» What you are asked to do
Scan the entries for lines with the word "bbbbbbbbbbbbbbbbbbbbbbbbbbbbbbbbbbbbbbbbbbbbbbbbbbbbbbbbbbbbbbbbbbbbbbbbbbbbbbbbbbbbbbbbbb", then copy those lines.
[Material provided Boundary: Start]
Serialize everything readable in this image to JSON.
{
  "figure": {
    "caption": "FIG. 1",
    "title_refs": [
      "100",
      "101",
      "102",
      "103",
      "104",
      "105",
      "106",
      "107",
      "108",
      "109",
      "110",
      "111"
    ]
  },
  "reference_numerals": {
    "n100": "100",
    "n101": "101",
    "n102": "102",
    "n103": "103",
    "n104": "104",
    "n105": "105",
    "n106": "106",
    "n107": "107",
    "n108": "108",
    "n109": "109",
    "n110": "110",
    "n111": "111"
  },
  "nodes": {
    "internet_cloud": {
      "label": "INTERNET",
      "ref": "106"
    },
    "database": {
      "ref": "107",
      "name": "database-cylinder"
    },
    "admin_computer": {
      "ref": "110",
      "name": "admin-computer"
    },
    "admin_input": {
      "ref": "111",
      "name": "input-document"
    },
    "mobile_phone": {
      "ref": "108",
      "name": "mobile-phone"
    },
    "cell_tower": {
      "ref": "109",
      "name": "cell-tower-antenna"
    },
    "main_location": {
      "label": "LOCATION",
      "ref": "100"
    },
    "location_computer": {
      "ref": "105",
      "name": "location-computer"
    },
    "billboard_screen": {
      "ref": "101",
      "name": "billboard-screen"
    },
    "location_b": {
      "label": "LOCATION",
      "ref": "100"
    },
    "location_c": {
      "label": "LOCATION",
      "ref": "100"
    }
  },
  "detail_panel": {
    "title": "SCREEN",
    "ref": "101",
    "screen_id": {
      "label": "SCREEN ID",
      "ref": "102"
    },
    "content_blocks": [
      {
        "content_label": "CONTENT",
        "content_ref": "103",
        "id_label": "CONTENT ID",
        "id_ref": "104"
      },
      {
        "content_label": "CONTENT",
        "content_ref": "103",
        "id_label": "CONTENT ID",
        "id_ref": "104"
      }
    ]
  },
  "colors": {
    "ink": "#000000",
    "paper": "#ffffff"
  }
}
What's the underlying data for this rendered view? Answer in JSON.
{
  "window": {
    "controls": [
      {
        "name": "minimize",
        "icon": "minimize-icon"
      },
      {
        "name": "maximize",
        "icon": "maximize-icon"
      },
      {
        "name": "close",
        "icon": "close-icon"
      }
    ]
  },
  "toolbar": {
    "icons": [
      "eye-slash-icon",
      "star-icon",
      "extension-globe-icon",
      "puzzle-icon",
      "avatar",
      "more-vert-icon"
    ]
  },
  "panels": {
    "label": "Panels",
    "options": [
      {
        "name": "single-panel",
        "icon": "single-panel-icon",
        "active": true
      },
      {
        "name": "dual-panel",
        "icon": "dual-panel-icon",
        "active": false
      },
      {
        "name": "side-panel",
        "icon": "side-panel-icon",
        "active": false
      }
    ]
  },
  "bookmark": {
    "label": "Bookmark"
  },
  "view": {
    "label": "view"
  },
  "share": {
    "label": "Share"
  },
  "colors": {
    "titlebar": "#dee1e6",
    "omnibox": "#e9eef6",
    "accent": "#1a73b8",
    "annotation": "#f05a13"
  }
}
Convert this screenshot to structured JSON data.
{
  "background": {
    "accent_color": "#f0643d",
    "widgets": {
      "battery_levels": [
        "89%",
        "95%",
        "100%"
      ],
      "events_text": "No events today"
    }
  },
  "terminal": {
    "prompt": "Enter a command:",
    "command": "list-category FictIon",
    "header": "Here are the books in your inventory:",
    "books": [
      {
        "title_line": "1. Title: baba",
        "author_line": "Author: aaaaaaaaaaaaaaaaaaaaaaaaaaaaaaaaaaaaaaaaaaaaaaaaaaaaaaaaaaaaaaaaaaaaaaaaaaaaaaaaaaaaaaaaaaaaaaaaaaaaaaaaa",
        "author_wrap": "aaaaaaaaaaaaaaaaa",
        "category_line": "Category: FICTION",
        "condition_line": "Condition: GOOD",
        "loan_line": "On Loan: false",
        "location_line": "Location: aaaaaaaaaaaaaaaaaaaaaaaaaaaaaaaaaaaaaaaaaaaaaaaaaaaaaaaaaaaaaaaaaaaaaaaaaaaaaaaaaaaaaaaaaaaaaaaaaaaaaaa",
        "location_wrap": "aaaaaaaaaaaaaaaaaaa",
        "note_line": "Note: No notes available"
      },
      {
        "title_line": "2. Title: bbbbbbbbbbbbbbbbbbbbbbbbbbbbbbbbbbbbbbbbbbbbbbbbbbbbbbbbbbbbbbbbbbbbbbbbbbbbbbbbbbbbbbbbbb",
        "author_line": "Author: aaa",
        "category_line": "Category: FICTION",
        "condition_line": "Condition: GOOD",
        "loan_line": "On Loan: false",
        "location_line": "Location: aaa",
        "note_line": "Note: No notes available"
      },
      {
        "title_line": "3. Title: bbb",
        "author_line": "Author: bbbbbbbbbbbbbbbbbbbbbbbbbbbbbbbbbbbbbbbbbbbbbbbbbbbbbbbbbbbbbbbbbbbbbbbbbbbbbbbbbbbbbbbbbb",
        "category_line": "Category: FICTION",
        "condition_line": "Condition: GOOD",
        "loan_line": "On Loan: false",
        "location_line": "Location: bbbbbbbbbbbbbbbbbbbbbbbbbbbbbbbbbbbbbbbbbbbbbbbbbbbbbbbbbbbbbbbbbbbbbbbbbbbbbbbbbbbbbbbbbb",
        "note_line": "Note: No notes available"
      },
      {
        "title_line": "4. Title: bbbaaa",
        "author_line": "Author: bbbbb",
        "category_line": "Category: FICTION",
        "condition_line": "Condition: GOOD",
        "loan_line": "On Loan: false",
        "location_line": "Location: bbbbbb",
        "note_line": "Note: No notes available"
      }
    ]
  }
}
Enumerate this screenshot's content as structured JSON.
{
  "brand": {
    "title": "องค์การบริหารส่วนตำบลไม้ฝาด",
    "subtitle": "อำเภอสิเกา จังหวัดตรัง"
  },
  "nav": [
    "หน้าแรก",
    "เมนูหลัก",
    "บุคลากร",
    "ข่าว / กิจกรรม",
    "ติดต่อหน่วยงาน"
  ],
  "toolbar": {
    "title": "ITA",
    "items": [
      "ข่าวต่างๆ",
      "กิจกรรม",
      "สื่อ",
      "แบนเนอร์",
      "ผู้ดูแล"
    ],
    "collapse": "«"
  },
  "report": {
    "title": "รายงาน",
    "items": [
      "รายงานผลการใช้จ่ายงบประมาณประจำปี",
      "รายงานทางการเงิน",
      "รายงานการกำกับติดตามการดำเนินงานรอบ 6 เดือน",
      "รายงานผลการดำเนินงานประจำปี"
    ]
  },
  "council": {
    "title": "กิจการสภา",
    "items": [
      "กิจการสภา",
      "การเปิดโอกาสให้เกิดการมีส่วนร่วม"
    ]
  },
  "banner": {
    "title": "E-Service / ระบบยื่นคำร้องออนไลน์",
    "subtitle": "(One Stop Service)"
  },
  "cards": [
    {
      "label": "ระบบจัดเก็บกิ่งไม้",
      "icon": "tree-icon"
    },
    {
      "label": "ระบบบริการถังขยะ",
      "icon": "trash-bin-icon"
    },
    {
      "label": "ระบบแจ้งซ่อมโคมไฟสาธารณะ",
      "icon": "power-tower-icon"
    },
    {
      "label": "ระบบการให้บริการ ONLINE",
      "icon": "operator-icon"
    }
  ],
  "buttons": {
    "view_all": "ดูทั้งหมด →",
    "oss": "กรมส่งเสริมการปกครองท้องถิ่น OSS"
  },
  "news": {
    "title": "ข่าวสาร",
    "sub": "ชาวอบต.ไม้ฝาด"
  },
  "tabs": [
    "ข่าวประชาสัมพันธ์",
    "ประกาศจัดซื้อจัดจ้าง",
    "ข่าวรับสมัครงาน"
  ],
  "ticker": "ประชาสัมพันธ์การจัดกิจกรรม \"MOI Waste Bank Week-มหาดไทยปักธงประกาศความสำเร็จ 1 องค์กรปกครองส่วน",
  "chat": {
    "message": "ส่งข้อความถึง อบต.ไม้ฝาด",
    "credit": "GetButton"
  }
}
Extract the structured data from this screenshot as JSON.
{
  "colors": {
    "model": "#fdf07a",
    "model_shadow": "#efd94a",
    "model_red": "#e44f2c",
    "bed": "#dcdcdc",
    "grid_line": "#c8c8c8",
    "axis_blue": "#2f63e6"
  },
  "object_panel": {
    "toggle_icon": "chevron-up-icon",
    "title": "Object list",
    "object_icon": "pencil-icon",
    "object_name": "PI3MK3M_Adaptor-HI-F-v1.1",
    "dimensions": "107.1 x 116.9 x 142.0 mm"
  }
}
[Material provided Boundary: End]
» Task response
        "title_line": "2. Title: bbbbbbbbbbbbbbbbbbbbbbbbbbbbbbbbbbbbbbbbbbbbbbbbbbbbbbbbbbbbbbbbbbbbbbbbbbbbbbbbbbbbbbbbbb",
        "author_line": "Author: bbbbbbbbbbbbbbbbbbbbbbbbbbbbbbbbbbbbbbbbbbbbbbbbbbbbbbbbbbbbbbbbbbbbbbbbbbbbbbbbbbbbbbbbbb",
        "location_line": "Location: bbbbbbbbbbbbbbbbbbbbbbbbbbbbbbbbbbbbbbbbbbbbbbbbbbbbbbbbbbbbbbbbbbbbbbbbbbbbbbbbbbbbbbbbbb",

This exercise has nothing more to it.